This is the perfect place for a promenade: On a wooded hill, beside the road from Birya to the fortress, in the shade of cypresses and pine trees, with a pretty view of Birya and the forests.
If you are in Safed drive to Birya, leave your car there and walk along the promenade.
You are sure to enjoy the scents of the trees, the cool air and the pretty view, as I did.
This fort is of interest to everyone interested in the history of Jewish settkements in the Land of Israel. Its location, on a peak 900m above sea level in the Upper Galilee, surrounded by forest, is scenic.
There was a Jewish village here during the Talmudic period (3rd to 6th centuries AD) and through the Middle Ages. In the 20th century, the Biriya area was purchased by Baron Rothschild, but a few trials to settle the area failed. In 1945 Bnei-Akiva youth (belonging to the Palmach) settled biriya, built a fort with observation towers and planted the forest for the KKL (JNF). The British Mandate authorities evacuated them and sent them to the Acre prison, but in 1946 thousands of youth returned to the fort in a symbolic march, and their struggle to remain on the land was fruitful in the end.
In the fort today there is a small museum.
If you manage to visit Biriya on one of the rare snow days in winter the mountain top is covered in white, and the snow-capped Mt. Hermon and Golan Heiights are very beautiful.
The Biriya Forest covers approx. 20,000 dunams on the slopes of the Upper Galilee mountains near Safed (Tzfat) and Rosh-Pinna. The mountains are about 900m high and the weather is cool. The flora is varied: pine trees, cypresses and cedars, smaller bushes, and many flowers in winter and spring (cyclamens, buttercupsand even orchids).
There are good scenic roads and trails in the forest, leading to picnic sites, observation points, an ancient synagogue and ancient rabbis' tombs.

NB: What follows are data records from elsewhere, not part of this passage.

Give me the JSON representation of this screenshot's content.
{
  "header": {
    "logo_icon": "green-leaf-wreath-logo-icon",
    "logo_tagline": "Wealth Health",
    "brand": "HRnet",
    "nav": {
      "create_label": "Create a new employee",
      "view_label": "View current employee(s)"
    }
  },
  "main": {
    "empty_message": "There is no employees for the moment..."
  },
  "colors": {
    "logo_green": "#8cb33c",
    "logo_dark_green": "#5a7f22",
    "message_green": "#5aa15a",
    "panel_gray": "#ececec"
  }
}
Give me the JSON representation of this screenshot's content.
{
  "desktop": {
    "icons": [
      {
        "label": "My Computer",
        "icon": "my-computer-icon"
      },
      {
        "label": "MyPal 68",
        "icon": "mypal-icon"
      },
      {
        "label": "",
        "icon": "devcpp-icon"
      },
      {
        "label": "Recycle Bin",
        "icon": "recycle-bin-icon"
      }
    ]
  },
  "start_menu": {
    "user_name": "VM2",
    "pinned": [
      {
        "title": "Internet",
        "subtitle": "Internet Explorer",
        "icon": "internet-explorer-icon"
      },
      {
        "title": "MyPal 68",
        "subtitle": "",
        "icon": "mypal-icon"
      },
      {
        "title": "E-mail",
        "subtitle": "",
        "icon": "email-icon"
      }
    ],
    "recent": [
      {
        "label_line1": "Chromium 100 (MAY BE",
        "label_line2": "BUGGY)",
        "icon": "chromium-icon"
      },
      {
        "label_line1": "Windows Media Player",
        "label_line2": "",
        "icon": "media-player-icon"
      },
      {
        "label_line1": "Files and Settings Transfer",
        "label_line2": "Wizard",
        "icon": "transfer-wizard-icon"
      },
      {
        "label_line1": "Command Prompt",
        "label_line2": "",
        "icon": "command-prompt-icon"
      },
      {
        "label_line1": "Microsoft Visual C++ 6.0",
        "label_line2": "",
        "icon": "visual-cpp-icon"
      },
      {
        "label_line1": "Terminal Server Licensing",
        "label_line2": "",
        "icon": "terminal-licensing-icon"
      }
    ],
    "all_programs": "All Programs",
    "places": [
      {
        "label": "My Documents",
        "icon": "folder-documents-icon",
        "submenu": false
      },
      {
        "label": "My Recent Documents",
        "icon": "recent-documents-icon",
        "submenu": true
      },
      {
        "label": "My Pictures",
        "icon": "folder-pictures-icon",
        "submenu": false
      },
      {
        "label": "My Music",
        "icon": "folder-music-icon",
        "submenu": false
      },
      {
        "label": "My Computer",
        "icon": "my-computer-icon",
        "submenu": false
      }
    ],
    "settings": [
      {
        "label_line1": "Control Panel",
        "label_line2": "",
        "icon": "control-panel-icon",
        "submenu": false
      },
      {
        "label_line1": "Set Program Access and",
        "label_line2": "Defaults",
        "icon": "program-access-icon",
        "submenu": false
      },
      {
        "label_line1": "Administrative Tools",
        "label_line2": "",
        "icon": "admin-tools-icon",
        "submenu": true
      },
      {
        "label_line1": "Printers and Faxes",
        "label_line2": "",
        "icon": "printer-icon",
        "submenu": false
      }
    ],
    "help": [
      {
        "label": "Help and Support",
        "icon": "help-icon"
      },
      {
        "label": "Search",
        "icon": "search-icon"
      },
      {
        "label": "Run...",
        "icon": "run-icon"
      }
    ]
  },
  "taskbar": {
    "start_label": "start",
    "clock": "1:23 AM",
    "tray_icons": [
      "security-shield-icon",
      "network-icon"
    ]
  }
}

The Biriya Forest makes a worth while half-day trip from Safed or from Rish-Pinna.